As everyone knows, Marclay spliced together bits of film totaling twenty-four hours, each bit containing somewhere a (legible) clock, whether a digital sign like the one above, a wrist-watch, a sun-dial (I'm guessing: I don't think I saw one), or someone telling someone else the time.  Some movies, parts of some scenes, appeared more than once -- if a character worried about the time keeps looking at his watch in some movie, his watch may appear more than once in that movie, as time hurries by or seems to drag on forever.  Since most movies aren't in real time even when they're showing continuous time, the time difference between those clips is different (and more accurate) in The Clock from what it was in the original.

In His Girl Friday about twenty minutes passes on the clock in the twelve real minutes that Hildy and Walter are talking; in 24 the commercials allow for elisions but also compress the time a little bit so that particular deadlines can be met during the show and not during the ads.  As far as I know High Noon is in genuine real time, as is Robert Wise's great boxing movie "The Set-Up" (1949).

This is from The Set-Up, at the end, and,
for all I know, from The Clock
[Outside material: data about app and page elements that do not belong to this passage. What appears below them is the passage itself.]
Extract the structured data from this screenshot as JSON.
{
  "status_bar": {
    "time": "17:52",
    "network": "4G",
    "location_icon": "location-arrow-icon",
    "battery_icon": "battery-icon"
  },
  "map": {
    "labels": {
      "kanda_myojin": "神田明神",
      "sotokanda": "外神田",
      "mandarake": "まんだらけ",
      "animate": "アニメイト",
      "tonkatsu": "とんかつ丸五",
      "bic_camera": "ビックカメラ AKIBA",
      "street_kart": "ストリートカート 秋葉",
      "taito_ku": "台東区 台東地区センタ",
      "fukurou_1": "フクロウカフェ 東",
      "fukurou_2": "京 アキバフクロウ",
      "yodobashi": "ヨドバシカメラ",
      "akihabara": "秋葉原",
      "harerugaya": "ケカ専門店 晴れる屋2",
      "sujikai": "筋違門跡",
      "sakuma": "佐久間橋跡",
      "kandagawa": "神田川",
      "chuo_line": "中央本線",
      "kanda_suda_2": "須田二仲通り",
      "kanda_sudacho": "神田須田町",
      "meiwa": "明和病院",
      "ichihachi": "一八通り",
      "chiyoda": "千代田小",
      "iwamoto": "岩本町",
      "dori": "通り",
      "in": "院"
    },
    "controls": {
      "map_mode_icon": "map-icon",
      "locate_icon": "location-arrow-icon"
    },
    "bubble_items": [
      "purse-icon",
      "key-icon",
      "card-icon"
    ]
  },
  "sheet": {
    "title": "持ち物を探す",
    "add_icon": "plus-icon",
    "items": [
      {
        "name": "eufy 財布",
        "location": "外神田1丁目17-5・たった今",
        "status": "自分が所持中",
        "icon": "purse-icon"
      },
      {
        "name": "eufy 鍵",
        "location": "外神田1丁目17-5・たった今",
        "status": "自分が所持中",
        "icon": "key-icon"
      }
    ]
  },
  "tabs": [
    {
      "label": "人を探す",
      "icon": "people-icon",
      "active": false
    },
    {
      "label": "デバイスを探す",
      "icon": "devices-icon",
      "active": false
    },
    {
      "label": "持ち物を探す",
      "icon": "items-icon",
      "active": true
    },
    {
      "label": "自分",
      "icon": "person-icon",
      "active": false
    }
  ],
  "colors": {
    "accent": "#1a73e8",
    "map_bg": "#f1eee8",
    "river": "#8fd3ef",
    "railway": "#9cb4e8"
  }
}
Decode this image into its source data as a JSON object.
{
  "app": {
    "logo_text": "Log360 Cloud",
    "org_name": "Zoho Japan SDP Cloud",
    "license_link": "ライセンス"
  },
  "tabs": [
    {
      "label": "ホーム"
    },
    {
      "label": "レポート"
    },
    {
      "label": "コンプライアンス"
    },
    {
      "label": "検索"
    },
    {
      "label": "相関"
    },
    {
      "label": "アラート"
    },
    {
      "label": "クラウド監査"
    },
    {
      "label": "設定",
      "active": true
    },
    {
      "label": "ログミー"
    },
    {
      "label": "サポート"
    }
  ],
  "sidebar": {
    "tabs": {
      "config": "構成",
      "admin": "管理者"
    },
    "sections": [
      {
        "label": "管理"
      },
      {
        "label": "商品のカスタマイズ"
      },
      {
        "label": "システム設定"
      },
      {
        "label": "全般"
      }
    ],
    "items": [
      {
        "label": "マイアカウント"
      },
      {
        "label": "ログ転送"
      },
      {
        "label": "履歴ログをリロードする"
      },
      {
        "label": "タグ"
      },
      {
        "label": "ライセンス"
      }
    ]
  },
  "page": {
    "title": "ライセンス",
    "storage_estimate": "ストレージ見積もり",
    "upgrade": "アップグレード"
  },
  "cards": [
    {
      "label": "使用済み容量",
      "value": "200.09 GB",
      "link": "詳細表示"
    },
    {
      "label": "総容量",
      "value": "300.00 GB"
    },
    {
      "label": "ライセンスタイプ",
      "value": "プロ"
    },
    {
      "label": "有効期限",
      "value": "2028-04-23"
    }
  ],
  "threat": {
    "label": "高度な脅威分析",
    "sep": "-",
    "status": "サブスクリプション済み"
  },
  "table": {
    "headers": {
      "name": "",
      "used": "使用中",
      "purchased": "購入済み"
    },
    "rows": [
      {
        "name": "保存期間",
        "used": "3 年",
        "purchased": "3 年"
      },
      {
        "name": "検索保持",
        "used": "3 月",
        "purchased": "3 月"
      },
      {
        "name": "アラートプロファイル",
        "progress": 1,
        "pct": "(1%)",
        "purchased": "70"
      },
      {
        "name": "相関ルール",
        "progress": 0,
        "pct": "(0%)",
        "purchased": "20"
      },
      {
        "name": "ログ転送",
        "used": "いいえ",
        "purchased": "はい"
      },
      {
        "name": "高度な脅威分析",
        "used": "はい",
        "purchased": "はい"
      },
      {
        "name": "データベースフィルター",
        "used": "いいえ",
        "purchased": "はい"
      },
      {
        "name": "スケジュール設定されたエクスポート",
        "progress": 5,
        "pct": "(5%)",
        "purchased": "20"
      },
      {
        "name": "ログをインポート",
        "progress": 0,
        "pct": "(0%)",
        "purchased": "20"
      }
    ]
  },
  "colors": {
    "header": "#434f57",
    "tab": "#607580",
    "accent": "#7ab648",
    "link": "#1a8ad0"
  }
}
You can certainly set your watch by The Clock, and one of the interesting parts of the experience is knowing what time it is as you watch; you don't have to worry about checking.  Watching is checking.  And yet you kind of forget that also: the fragments are all so gripping that you're hooked -- 60 times an hour.  We regret leaving every scene for the next, or would regret it if the next scene weren't so immediately compelling.  The movies!
Part of being gripped, though, is looking for the watch or clock or time-piece in each scene.  (It's a pleasure to see clocks you recognize from the real world.  My watch was there! (Someone trying to pawn it for drugs, at just about 1:17 p.m.  Kind of early in the day, come to think of it; must have been a heroin addict.)  My grandmother's clunky alarm clock!  So we watch (!) somewhat differently from the way we would the original movie.  It might therefore seem surprising that we're hooked, scene after scene.

And yet in another way it's not surprising.  The experience is decontextualized, in the best possible sense, the way movie trailers decontextualize the scenes they show.  We get little fragments of intensity, all the more intense for being unexplained, unassimilated to some reasonable desire or goal or way of making oneself secure in the world, the goal of all characters in sequential narration.

Sequence again, then.  The Clock quilts together scenes from a century or so of movies.  We're not looking at the sequential unfolding of time.  We're looking at different spaces, maybe 2,880 of them (the clips are not the same length; they probably average thirty seconds apiece, but who knows?) that are not simultaneous, and different times that are not sequential, but all brought to the spatial simultaneity, the spacial equivalent of simultaneity, on the video screen.  Time and space are made mosaics of each other.  We recognizes bits and pieces -- here a scene, there some sort of time-keeper.  They all come together.  It's beautiful.